Assigned task: What is needed is the number of lines in the data below that include "false", stated by itself.
- - -
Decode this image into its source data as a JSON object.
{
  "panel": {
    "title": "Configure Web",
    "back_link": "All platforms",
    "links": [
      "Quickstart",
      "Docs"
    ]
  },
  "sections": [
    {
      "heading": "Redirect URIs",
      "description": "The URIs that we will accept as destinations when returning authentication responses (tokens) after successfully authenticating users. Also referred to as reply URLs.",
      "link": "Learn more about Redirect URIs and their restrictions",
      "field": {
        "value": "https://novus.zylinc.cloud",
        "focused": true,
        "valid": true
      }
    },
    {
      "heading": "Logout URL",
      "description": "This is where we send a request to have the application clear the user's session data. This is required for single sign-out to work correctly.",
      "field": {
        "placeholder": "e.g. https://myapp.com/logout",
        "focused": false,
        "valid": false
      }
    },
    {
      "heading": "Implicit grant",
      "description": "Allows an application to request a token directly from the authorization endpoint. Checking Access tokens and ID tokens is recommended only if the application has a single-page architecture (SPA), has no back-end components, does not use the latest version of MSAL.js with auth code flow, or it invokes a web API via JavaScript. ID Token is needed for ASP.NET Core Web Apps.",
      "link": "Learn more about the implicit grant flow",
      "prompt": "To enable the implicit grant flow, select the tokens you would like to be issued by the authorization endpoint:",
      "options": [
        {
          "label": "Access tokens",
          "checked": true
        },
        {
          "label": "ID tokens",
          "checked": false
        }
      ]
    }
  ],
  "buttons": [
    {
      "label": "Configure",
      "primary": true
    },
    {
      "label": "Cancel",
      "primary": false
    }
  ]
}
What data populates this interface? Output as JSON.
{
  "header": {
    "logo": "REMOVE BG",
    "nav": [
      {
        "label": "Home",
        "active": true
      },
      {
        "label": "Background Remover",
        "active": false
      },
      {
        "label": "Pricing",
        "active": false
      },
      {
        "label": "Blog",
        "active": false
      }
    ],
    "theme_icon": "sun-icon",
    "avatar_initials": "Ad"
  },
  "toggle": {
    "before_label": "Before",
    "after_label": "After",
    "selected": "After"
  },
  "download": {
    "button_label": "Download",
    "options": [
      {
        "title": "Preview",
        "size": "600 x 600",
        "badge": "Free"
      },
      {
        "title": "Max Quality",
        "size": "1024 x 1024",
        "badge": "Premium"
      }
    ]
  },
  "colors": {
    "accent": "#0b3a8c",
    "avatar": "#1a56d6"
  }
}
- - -
Answer space: 7